There is an air of joyous excitement and capable confidence among the agents. The call center is filled with hard-working, fun-loving staff who enjoy their co-workers, their jobs, and the work they do. Staff interviews reveal why. “It’s a great job, for good pay,” states one agent, “even for an undergrad.” Another boasts that he makes more than his girlfriend — even though she has a graduate degree. A third employee dropped out of engineering school for the express purpose of pursuing a call center career.

As astounding as all this seems, the average starting pay for a call center agent in Bombay was reported to be more that four times the average Indian income. This is why young people to leave rural areas for call center work in Bombay. This does cause some angst, both for parents — who lament a loss of tradition — and their children — who must adapt to city life without the nearby help of family.
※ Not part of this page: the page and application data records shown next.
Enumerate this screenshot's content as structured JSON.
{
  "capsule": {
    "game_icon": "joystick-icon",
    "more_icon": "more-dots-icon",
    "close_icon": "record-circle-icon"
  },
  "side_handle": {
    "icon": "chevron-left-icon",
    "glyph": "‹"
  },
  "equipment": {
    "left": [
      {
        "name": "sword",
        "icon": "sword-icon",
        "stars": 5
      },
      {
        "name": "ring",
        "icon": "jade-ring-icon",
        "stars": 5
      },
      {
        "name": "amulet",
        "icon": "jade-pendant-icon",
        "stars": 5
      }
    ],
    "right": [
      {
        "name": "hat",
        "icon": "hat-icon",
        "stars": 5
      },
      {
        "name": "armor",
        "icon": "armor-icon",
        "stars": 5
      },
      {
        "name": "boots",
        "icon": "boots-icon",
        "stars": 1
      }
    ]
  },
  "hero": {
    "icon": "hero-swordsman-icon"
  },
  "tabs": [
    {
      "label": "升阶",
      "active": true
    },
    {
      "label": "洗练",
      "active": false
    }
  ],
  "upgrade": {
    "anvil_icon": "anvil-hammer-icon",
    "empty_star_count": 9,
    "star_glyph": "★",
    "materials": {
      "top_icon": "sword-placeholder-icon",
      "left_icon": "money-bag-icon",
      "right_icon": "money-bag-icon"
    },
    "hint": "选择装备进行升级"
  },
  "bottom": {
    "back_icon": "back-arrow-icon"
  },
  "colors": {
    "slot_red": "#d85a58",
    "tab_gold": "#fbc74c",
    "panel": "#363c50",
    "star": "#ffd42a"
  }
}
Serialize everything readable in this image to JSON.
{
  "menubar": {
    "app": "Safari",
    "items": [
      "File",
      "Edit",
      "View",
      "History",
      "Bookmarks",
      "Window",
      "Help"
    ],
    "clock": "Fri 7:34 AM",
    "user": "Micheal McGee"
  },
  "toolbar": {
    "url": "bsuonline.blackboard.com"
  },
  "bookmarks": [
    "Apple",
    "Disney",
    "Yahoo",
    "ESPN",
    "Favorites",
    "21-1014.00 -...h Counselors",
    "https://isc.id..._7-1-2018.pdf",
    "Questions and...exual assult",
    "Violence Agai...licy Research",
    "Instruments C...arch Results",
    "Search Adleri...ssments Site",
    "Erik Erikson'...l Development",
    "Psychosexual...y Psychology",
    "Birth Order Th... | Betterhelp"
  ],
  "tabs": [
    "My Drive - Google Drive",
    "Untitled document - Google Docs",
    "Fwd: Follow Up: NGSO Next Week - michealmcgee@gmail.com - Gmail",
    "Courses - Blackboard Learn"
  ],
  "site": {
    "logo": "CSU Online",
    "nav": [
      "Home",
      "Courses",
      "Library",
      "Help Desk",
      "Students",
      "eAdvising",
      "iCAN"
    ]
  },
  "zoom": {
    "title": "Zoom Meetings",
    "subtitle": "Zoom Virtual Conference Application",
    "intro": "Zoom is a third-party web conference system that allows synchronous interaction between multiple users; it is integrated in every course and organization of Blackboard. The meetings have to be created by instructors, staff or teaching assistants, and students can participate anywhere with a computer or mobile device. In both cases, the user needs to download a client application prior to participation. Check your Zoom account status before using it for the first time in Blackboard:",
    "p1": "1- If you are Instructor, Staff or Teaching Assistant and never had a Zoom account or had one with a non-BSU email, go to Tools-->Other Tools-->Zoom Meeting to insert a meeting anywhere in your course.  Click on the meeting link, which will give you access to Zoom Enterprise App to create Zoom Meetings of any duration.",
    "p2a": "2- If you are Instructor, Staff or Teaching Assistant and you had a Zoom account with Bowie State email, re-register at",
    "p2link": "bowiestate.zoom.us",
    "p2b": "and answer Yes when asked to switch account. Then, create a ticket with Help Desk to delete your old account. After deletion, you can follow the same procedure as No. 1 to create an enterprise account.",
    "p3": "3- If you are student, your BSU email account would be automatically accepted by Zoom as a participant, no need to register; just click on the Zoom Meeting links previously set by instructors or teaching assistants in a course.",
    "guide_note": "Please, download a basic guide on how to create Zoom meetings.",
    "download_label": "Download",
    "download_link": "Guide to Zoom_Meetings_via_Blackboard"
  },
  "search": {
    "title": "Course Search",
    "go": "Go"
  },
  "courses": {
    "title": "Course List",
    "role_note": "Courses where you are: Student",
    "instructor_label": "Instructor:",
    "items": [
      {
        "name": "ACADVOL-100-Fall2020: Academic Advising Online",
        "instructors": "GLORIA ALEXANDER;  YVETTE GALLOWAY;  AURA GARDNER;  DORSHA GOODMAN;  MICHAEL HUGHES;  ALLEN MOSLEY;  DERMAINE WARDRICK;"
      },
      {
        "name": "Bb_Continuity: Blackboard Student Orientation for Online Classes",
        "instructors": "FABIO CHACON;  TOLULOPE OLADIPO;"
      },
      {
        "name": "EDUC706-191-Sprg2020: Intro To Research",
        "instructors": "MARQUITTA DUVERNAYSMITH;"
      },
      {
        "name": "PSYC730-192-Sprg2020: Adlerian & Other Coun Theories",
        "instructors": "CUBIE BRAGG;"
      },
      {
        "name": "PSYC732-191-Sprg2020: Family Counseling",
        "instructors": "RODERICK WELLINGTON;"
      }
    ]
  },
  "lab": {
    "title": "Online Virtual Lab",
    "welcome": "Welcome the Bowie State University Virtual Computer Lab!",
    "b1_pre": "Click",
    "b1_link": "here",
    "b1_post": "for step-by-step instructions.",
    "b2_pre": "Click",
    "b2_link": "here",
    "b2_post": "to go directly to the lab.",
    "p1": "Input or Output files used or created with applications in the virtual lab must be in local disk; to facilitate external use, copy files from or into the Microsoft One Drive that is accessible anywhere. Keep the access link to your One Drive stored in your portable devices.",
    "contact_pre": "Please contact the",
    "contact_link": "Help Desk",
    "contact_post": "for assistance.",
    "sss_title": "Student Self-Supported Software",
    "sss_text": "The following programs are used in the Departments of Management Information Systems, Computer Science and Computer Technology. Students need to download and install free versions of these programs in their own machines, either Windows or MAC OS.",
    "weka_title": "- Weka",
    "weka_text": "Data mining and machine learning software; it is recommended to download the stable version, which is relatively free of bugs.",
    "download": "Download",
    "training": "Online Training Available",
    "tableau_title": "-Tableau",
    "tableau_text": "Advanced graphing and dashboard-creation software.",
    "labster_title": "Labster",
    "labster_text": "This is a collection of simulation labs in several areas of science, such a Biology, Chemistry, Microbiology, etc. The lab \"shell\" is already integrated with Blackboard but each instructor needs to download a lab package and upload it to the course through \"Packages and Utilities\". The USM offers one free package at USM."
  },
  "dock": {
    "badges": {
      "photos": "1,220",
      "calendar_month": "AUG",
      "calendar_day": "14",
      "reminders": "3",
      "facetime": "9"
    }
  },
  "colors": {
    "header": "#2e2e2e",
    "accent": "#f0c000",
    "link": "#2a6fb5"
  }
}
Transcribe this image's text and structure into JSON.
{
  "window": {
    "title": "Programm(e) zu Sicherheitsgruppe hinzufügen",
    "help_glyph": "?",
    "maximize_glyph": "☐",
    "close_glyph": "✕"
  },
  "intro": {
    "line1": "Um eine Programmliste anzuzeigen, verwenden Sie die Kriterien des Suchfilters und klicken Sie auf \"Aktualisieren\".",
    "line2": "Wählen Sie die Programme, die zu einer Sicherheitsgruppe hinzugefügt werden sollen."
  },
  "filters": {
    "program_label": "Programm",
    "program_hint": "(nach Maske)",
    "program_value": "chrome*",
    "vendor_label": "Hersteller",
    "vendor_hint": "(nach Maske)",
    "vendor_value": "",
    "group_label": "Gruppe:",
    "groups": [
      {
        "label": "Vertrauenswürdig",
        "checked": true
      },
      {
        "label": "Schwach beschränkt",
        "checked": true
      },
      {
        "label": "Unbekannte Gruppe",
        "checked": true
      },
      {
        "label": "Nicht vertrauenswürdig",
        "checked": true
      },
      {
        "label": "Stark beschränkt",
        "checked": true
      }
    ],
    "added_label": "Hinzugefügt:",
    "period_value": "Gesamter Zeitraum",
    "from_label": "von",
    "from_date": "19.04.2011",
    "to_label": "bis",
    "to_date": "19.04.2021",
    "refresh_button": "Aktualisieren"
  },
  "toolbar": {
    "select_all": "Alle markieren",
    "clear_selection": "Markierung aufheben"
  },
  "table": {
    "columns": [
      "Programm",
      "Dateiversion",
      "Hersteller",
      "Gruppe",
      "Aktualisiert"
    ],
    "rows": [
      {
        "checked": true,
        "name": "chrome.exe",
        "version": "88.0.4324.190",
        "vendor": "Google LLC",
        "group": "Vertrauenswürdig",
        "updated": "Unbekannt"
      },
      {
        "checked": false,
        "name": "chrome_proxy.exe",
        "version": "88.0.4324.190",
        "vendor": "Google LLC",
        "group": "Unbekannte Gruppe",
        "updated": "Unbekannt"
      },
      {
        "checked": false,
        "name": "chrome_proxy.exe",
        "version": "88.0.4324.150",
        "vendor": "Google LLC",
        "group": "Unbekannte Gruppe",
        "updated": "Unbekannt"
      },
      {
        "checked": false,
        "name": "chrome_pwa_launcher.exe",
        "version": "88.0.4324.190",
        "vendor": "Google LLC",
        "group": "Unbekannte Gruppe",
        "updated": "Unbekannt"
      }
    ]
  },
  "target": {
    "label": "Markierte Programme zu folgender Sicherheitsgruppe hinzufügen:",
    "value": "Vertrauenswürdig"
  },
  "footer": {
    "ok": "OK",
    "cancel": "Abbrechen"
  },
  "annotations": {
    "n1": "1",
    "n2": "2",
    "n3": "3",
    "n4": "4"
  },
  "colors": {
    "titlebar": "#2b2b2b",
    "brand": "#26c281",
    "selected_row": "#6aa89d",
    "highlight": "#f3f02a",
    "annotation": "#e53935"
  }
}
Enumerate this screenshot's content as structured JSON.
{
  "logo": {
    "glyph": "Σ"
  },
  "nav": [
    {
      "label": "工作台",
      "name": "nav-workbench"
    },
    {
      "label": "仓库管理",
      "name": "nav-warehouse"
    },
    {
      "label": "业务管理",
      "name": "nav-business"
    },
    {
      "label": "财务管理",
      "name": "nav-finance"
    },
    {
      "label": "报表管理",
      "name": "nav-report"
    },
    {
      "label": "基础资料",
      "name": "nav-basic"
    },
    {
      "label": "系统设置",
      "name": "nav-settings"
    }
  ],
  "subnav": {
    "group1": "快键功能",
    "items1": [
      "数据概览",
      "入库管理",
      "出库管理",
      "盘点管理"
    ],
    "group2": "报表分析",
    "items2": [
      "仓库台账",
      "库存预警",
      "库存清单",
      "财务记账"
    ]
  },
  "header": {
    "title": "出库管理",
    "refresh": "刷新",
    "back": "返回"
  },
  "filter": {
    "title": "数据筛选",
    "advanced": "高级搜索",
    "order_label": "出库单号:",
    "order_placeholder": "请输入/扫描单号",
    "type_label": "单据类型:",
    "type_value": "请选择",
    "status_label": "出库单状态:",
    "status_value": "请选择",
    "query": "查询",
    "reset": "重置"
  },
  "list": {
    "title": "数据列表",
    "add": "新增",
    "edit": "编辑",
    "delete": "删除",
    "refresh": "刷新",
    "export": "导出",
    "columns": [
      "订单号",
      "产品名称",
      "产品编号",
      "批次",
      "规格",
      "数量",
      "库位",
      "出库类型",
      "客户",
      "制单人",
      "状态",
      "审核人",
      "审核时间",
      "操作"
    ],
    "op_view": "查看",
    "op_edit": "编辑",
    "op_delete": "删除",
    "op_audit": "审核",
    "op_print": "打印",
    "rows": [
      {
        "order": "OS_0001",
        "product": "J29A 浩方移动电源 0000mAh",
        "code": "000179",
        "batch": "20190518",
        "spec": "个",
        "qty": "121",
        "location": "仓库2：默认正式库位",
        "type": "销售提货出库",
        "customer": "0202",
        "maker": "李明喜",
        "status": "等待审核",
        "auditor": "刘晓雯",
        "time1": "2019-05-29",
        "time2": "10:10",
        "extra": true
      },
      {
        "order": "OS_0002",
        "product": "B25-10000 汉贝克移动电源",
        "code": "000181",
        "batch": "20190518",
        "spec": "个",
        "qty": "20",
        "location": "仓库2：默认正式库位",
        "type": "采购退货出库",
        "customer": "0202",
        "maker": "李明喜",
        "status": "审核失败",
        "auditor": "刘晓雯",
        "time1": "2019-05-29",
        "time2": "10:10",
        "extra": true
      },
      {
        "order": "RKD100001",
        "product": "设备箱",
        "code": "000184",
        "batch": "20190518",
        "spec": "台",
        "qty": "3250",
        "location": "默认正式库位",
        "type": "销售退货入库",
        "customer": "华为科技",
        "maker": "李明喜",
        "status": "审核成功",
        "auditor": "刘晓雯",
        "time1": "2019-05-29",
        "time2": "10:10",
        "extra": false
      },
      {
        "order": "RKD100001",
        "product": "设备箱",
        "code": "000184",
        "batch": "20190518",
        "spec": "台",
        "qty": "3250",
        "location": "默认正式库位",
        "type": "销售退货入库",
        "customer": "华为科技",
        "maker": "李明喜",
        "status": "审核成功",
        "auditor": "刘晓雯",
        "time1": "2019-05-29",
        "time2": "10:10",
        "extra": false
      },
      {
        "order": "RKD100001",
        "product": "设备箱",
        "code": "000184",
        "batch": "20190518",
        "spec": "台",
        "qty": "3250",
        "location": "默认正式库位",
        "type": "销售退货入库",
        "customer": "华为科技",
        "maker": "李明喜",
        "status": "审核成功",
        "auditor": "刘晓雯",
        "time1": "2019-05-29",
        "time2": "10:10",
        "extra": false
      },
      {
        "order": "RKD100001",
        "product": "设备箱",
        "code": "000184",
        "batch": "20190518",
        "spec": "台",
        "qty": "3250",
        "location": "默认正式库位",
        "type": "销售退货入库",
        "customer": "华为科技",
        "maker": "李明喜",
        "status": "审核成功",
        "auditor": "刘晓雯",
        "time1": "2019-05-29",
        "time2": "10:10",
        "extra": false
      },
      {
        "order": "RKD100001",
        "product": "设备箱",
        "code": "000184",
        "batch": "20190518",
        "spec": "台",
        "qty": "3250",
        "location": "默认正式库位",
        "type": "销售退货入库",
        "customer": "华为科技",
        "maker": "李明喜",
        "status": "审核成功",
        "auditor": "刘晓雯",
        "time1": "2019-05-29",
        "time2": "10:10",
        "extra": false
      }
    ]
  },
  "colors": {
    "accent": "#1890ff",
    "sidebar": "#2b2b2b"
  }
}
Nevertheless, there is a general acquiescence to the situation. Several of the agents send money back home, pay bills for their parents, or do things to increase the standard of living for their family; all of which is made possible by their call center jobs.

With even more call centers opening in Bombay, these agents are acutely aware of the great demand for their English-speaking skills. They perceive this ability as their unrestricted ticket to opportunity and success. A paradoxical aside is that the show’s producers occasionally resorted to subtitles for some of their English-speaking interviewees — a necessary decision, which, by my reckoning, was not made often enough.

Eight months later, the call center is hurriedly expanding. They are calling Australia (first shift) and the U.K. (second shift). Some reps have been promoted to training, supervisory, and QA positions. However, the dark-side of their sharp rise in income is beginning to show. One rep proudly admits that he has become materialistic; another longs for more time to spend with his wife and child; a third wants to leave the call center, but can’t — he has become accustomed to his new standard of living. Many of the reps are now complaining about the stress of the job — and they turn to partying and alcohol — every night — to dull the pain.

With the rapid expansion, not all of the new hires are ideal and some do not work out; sales numbers plummet. Some reps aren’t concerned — they’ll just go to another center; others are worried, but at a loss what to do. One once confident rep has lost his swagger — he has gone two days without a sale — and has a shell-shocked glaze.

This call center is no longer producing like it used to — or like the others ones in the network. An ultimatum is given. Some agents are sent to retraining, others are terminated. The call center is now a somber and dreary place. A pall hangs over the cubicles; the optimism is gone. Eventually the operation is scaled back to 25 agents — some of the agents we met survive the cuts, others do not. Kaz turns his concentration to other call centers.

In Bombay, call center work is truly changing the lives of it’s agents — for better and for worse.

Peter Lyle DeHaan, PhD, is a published author and commercial freelance writer who provides content marketing services.